Don’t Move Mountains

Hawaii, 1983: The small community of Royal Gardens had sixteen homes destroyed by Mount Kilauea’s eruption and lava flow.  Royal Gardens no longer exists.  Only the mountain.

After destroying more homes in other communities, as well as the town of Kalapana, the lava flow shifted out to sea.  But, in April of 1990, lava poured out of the mountain for almost a year, burying the town in 85 feet of volcanic rock.  Kalapana is gone.  The mountain is alive and well.

Crazy enough, a small subdivision they named “Kalapana Gardens” was erected on top of the old Kalapana.  But, in 2011, Mount Kilauea destroyed a home in that neighborhood as well.

Some people don’t believe in mountains.

For two years, I lived in an apartment just on the east side of the Appalachian Mountains.  A beautiful area in upstate Pennsylvania.  But, in the winter, the sun would set below the mountain in the late afternoon and it was like someone flipped off the light switch.  I like the night, but at 4:30?

Before that, I grew up in inner-city Philadelphia.  Quite arguably, the worst neighborhood in the whole city and if you were observant, you could see it was going in the wrong direction.  The glacier was breaking off and it was falling fast.  Some neighbors were in denial.  Some wanted to stay and fight, while others were just stubborn.

Some people want to move mountains.

At the beach, we set up our blanket, a cooler, a speaker, and maybe an umbrella.  This is our spot.  Then, the first strong wave of the incoming tide touches our blanket.

We can’t move oceans.

The Mountain always wins, as well it should and for reasons we may not be able to understand, nor should we.  Metaphorically and/or literally speaking, the “mountain” is neither for us, nor is it against us.  It just is.  Fighting against it, ignoring its power, or denying the inevitable, is quite foolish.

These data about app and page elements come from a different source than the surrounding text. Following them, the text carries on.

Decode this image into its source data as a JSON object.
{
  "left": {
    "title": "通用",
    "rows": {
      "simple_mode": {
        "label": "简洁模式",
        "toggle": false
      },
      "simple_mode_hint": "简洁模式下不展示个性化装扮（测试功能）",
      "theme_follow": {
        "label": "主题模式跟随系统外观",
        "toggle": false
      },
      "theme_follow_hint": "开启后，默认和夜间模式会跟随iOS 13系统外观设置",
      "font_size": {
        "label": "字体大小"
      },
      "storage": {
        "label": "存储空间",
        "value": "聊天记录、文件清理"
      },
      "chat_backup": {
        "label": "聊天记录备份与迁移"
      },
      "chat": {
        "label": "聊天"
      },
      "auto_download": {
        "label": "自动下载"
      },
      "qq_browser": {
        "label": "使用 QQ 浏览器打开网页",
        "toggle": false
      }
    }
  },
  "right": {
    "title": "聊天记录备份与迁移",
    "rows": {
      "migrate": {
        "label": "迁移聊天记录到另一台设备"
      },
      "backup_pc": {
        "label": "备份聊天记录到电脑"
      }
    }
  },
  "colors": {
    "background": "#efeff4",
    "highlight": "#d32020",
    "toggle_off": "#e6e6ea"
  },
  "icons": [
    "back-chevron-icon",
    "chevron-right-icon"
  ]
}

We can embrace its existence or we can climb it, go around it, and move away from it, but we can’t move it.  A life of trying is a miserable, losing endeavor.

Don’t move mountains.  Move.

Photo by Marc Szeglat on Unsplash